In 1912, Edirne was the capital and administrative center of a large and central Ottoman province (vilayet) by the same name, comprising an area of 42,500 square kilometers and a population of almost 1,500,000. The city of Edirne and its suburbs had a population of more than 100,000, and according to one source, in 1912 the population consisted of approximately 55,000 Turks, 20,000 Greeks, close to 20,000 Jews, 10,000 Bulgarians, 6,000 Armenians, and an unspecified number of foreign nationals of various European states.SOURCE: "The Siege of Edirne (1912-1913) as Seen by a Jewish Eyewitness: Social, Political, and Cultural Perspectives," by Avigdor Levy, in Jews, Turks, Ottomans: A Shared History, Fifteenth through the Twentieth Century, ed. by Avigdor Levy (Syracuse U. Press, 2002), pp. 156-157
Edirne was an important crossroads and a major Ottoman military, commercial, and economic center in the eastern Balkans. From a historical and cultural perspective, Ottomans regarded Edirne, a former imperial capital, as second only to the current capital, Istanbul. The political and economic importance of Edirne was underscored by the fact that Austria, Britain, France, Russia, and Bulgaria all maintained consulates in the city. In addition, the city had foreign schools, hospitals, and various religious institutions under the protection of Austria, France, and Italy.
The Jewish community of Edirne was historically one of the oldest and most important in the Ottoman Empire. It was probably the largest and most important Ottoman Jewish center in the period between the Ottoman conquest of the city in 1361 and its transformation into the Ottoman capital and the conquest of Constantinople (Istanbul) in 1453 and the transfer of the capital to the latter city. In subsequent years other Jewish communities--especially those of Istanbul, Salonica, and Izmir--surpassed the community of Edirne in their size and importance. Nevertheless, until the end of the Ottoman era, Edirne was known as a vibrant and important Jewish cultural center.
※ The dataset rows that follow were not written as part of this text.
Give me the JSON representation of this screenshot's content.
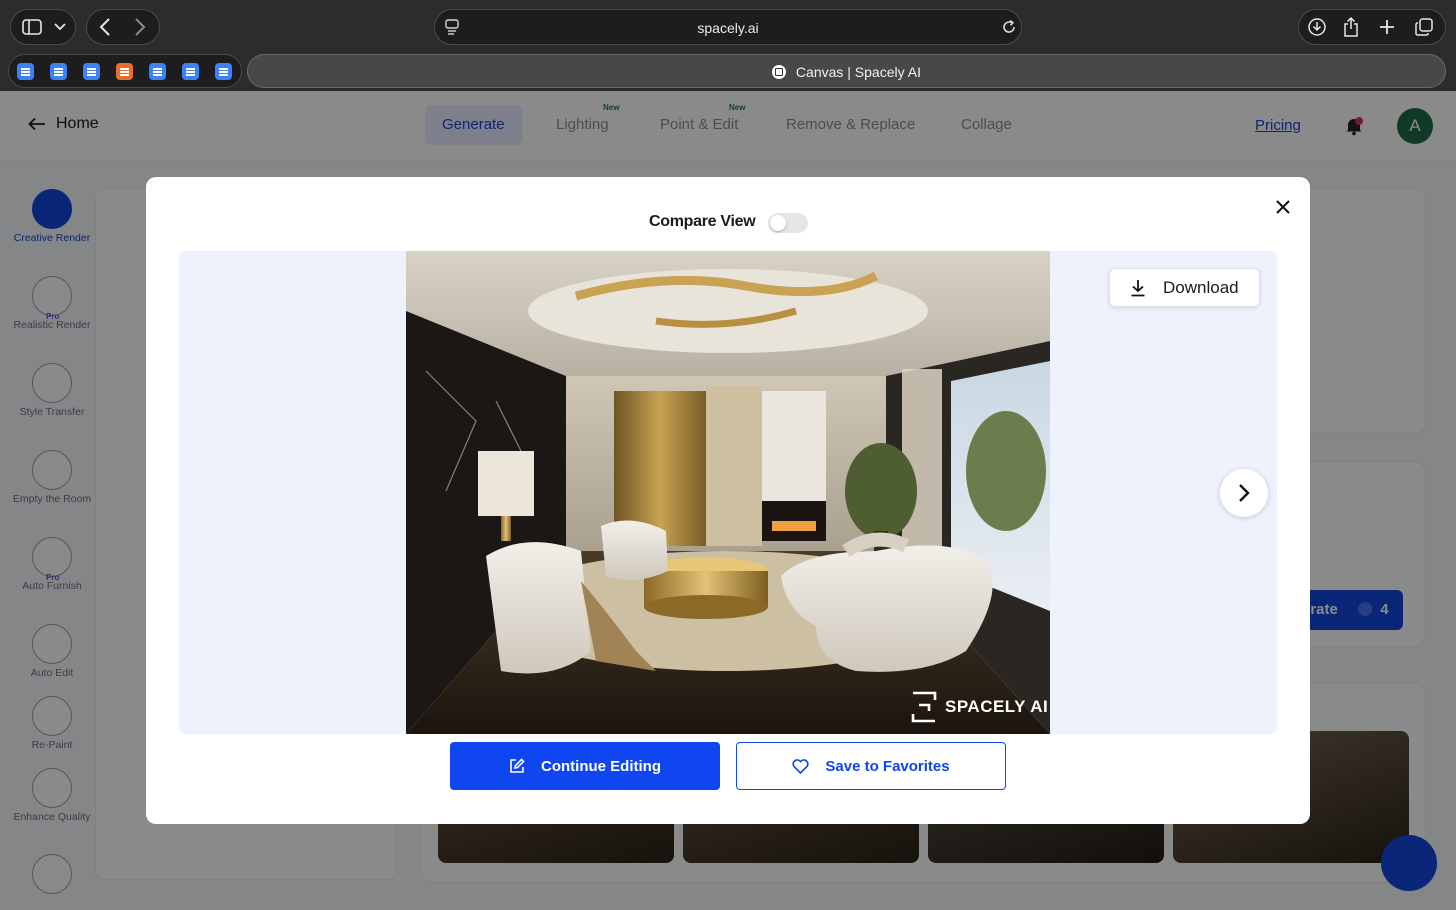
{
  "browser": {
    "url": "spacely.ai",
    "active_tab_title": "Canvas | Spacely AI"
  },
  "app": {
    "home_label": "Home",
    "nav_tabs": [
      {
        "label": "Generate",
        "badge": ""
      },
      {
        "label": "Lighting",
        "badge": "New"
      },
      {
        "label": "Point & Edit",
        "badge": "New"
      },
      {
        "label": "Remove & Replace",
        "badge": ""
      },
      {
        "label": "Collage",
        "badge": ""
      }
    ],
    "pricing_label": "Pricing",
    "avatar_initial": "A",
    "sidebar": [
      {
        "label": "Creative Render",
        "pro": ""
      },
      {
        "label": "Realistic Render",
        "pro": "Pro"
      },
      {
        "label": "Style Transfer",
        "pro": ""
      },
      {
        "label": "Empty the Room",
        "pro": ""
      },
      {
        "label": "Auto Furnish",
        "pro": "Pro"
      },
      {
        "label": "Auto Edit",
        "pro": ""
      },
      {
        "label": "Re-Paint",
        "pro": ""
      },
      {
        "label": "Enhance Quality",
        "pro": ""
      }
    ],
    "generate_partial": "erate",
    "generate_credits": "4"
  },
  "modal": {
    "compare_view_label": "Compare View",
    "compare_view_on": false,
    "download_label": "Download",
    "watermark": "SPACELY AI",
    "continue_editing_label": "Continue Editing",
    "save_favorites_label": "Save to Favorites"
  },
  "colors": {
    "primary": "#0f46f0",
    "accent_green": "#1e6b45"
  }
}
Following a period of decline in the eighteenth and early nineteenth centuries, the community became stabilized in the mid-nineteenth century and began flourishing anew. At the end of the nineteenth century, the numbers of the Jewish population increased from approximately 4,000-5,000 in 1870 to some 15,000 by the beginning of the twentieth century. The Jews constituted then approximately 17 percent of the city's total population that numbered 87,000, and they were the third largest group after the Turks and the Greeks. This growth was due to some extent to Jewish emigration from eastern Europe and the Balkan countries, especially from areas that the Ottoman Empire had lost to the Balkan states following the 1877-1878 Ottoman-Russian war. The Jewish population continued to increase in the first decade of the twentieth century, and in 1911 it numbered some 17,000.